A very knowledgable guide met us at the door of this palatial home and explained the history of those who once lived here.
This Texas Colonial was constructed before the Civil War, but began as a modest four room house by a bachelor named Samuel Gallatin Smith. He was a Confederate captain in the Civil War.
At a later date, it was purchased by Dr. Samuel A. Goodman, who sold it to his son--Dr. William J. Goodman, a Confederate army surgeon and his new bride, Priscilla Gaston. They had three children.
Picture #2 shows the dining room as it might have been appeared
Picture #3 a gilded decoration on the ceiling
Picture #4 the Master Bedroom and vintage clothing
Picture #5 an additional bedroom furnished in the period
The home was enlarged to its recent appearance in 1926 in the Greek Revival style. Sallie, one of the Goodman children, donated the mansion to the City of Tyler upon her death in 1939. It was the first property in Tyler to be listed on the National Regisiter of Historic Places.
The original furniture, photographs and mementos still remain in the home and can be viewed on the tour. Admission is free but a $2.00 per person donation is suggested.
Hours are Tues.-Sat. 10am-4pm
It was nice to see this Victorian Home still in pristine condition on the main highway through Tyler. The house is named after a Civil War Surgeon, who was actually the third owner of the house.
The City of Tyler still maintains this house as a historical location, and is filled with Civil War era furnishings.

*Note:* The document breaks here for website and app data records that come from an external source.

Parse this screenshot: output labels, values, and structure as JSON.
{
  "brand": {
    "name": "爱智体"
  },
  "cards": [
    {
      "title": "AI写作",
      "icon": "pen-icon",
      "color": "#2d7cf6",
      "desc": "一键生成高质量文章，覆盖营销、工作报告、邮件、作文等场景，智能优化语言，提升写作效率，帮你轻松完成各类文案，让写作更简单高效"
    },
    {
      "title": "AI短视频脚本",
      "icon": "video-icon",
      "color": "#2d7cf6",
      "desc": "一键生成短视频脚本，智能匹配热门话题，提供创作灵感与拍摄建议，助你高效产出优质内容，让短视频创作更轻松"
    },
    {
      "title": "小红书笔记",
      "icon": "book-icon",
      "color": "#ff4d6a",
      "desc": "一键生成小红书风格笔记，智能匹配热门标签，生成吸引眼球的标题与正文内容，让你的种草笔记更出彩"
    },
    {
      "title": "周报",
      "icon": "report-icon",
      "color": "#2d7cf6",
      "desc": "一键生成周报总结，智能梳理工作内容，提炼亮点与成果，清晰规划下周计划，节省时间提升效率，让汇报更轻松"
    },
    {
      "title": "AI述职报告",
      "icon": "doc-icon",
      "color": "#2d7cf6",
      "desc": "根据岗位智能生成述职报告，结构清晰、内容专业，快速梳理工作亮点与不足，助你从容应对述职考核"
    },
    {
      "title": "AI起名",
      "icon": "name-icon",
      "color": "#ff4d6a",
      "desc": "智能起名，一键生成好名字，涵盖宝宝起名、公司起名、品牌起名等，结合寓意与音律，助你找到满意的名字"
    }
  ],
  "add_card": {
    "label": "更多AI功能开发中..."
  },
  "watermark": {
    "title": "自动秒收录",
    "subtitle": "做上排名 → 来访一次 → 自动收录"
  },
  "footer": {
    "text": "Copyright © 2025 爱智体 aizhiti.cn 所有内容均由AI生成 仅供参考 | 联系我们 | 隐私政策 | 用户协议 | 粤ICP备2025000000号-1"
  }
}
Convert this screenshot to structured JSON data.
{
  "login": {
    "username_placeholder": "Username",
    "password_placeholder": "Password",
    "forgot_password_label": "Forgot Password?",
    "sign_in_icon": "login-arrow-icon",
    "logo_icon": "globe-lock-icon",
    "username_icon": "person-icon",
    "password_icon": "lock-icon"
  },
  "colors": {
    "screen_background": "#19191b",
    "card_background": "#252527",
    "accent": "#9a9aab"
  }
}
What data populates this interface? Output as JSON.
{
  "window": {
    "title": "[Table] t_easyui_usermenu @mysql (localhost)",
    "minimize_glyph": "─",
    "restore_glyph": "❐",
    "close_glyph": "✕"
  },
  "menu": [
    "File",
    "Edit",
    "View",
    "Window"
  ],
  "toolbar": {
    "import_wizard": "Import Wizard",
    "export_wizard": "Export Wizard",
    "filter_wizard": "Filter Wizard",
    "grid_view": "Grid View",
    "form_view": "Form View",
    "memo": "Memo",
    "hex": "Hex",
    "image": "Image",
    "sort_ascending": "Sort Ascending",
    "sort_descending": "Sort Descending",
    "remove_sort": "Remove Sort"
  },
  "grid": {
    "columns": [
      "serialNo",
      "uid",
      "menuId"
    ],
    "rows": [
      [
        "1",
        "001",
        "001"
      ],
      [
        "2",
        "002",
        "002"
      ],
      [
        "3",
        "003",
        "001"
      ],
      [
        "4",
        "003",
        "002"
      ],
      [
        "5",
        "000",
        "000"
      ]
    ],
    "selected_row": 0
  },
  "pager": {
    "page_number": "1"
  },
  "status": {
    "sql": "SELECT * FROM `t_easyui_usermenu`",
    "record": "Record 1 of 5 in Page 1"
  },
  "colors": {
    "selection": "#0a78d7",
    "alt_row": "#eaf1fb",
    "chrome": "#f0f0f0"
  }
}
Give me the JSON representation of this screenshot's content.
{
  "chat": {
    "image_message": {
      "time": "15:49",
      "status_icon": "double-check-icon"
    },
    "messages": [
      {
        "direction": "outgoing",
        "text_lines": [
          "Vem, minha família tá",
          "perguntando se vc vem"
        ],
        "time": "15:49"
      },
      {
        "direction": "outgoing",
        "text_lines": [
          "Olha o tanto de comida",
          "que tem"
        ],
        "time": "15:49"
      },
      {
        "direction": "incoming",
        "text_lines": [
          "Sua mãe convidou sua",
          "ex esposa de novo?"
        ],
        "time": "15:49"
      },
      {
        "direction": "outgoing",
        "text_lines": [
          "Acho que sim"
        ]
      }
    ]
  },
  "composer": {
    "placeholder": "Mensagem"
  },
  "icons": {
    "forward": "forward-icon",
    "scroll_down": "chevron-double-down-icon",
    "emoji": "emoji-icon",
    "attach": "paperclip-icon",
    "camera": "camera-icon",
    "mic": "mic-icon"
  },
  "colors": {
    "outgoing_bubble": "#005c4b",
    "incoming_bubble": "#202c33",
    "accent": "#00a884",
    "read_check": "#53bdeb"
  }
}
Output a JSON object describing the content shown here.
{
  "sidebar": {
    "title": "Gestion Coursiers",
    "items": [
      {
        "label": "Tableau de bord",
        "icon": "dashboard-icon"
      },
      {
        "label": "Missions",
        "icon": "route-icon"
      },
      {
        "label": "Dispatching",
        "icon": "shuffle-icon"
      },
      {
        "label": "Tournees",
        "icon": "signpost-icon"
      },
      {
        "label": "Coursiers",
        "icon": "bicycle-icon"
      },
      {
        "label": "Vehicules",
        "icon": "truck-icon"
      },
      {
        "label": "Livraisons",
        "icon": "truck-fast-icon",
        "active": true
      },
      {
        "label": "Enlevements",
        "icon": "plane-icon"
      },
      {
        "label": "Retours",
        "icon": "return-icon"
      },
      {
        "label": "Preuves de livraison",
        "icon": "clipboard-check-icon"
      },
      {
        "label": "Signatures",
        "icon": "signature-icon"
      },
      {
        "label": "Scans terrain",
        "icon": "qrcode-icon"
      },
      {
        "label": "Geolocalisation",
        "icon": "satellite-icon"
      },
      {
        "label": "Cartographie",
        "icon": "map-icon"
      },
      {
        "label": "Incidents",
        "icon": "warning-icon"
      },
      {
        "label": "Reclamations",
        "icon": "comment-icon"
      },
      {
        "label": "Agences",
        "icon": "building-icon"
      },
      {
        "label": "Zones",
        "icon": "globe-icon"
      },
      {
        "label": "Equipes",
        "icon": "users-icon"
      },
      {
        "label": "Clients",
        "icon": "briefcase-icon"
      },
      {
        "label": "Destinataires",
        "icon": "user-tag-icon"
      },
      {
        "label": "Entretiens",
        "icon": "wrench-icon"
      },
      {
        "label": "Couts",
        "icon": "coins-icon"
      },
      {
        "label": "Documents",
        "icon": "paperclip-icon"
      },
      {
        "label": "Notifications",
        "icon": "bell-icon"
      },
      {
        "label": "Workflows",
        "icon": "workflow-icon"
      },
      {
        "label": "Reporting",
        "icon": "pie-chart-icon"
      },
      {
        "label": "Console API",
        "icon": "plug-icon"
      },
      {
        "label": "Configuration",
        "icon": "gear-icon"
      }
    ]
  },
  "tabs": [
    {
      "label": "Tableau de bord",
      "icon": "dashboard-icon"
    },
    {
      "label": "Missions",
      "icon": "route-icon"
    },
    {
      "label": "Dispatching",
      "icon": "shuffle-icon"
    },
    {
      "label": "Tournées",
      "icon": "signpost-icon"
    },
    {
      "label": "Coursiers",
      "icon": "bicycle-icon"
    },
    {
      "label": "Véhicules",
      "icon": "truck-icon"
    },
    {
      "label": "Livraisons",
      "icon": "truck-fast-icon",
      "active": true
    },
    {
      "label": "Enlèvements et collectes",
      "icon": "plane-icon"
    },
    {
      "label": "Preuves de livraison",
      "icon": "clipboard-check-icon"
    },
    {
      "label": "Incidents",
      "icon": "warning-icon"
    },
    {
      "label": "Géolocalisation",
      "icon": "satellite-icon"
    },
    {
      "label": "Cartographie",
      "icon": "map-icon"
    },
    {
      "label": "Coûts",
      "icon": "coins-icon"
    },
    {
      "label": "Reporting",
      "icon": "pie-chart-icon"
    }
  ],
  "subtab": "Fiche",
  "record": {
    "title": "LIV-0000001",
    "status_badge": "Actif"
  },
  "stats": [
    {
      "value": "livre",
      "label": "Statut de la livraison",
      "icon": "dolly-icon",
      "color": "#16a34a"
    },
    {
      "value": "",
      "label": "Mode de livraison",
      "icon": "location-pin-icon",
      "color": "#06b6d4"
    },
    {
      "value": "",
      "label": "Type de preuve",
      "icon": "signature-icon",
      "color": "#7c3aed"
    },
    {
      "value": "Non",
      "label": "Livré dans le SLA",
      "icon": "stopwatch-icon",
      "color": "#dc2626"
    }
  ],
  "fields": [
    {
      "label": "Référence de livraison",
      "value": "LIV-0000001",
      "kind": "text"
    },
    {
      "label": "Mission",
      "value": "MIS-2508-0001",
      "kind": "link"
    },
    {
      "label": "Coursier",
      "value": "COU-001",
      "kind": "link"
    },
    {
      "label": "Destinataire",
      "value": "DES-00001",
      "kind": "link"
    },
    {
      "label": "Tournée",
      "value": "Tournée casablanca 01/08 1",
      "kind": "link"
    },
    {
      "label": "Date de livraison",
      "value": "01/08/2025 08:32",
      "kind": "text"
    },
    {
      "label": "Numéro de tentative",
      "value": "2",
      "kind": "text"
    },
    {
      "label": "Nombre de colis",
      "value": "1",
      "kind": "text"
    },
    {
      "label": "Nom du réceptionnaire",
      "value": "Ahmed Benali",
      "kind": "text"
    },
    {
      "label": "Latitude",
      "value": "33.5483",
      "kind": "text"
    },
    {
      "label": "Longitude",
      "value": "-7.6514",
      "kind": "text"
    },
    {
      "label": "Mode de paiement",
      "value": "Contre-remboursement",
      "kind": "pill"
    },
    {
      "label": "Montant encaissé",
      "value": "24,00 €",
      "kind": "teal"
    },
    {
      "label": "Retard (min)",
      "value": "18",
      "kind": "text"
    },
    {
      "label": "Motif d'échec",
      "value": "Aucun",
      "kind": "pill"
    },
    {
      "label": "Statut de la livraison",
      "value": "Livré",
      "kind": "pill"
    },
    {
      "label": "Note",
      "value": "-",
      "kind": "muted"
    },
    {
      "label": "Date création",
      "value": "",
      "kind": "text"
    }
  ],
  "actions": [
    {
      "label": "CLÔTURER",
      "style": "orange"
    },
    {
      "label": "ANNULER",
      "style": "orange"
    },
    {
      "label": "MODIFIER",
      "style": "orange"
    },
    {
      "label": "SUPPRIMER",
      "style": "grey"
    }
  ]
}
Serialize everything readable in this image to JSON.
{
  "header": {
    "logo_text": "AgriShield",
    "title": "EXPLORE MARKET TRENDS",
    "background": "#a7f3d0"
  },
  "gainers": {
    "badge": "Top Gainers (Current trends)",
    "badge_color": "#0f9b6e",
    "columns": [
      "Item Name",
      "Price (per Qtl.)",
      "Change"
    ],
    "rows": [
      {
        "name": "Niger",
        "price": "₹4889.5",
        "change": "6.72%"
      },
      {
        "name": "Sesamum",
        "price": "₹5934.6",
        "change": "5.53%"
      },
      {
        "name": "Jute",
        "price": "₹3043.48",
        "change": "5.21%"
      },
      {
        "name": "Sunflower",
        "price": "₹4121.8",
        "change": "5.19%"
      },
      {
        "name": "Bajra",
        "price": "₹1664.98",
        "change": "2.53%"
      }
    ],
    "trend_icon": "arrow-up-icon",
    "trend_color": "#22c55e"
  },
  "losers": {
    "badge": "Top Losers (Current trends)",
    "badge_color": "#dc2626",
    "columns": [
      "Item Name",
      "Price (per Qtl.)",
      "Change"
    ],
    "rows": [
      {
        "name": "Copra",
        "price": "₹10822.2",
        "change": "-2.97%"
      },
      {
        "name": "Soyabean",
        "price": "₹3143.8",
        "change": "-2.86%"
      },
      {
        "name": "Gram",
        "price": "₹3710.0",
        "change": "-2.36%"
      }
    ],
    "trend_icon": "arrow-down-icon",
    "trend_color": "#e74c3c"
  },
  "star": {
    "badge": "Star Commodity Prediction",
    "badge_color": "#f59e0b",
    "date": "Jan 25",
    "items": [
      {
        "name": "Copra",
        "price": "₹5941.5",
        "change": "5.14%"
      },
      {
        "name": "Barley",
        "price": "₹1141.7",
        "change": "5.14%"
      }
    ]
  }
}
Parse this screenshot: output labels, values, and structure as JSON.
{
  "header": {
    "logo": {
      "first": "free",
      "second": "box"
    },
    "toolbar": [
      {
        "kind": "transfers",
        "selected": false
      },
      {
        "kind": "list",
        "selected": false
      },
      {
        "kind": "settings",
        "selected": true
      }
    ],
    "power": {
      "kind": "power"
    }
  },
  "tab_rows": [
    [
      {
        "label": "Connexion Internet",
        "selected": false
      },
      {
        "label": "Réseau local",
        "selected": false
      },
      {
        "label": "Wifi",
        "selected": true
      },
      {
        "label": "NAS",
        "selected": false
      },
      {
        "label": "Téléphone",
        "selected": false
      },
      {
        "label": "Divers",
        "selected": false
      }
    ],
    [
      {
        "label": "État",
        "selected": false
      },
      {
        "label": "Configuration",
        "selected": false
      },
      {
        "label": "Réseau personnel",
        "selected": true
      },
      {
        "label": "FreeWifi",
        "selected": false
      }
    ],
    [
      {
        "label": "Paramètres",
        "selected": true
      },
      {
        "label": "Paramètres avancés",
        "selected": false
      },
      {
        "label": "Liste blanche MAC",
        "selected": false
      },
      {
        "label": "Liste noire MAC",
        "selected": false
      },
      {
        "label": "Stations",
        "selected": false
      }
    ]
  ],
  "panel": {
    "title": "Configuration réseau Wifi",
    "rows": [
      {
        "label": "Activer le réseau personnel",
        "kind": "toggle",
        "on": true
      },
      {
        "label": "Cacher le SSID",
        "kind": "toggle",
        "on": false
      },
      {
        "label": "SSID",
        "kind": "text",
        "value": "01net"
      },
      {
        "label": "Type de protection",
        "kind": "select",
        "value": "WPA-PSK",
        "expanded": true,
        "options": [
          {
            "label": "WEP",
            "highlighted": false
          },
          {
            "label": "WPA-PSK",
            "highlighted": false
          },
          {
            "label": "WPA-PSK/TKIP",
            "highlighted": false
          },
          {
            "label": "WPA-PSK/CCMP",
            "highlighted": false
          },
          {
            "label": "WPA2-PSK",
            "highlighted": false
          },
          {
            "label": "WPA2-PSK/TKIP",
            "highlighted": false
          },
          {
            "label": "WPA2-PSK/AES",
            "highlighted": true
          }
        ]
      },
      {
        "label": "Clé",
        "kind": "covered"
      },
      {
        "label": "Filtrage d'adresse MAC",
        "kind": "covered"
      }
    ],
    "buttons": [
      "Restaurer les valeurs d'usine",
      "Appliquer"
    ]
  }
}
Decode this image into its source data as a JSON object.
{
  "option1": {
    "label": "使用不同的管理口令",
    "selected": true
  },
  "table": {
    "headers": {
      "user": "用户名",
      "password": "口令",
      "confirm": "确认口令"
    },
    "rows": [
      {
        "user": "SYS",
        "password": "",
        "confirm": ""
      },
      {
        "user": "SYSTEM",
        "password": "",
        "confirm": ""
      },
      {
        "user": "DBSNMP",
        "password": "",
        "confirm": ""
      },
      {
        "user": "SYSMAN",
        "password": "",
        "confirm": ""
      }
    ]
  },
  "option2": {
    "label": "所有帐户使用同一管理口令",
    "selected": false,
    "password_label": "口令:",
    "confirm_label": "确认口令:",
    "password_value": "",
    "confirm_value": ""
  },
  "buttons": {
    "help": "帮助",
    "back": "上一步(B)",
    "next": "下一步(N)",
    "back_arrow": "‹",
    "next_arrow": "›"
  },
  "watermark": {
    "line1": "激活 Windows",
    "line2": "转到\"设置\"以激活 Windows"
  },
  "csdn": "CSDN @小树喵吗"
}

18th century medical equipment, artifacts and period furniture may be seen at the museum, housed in an 1859 home.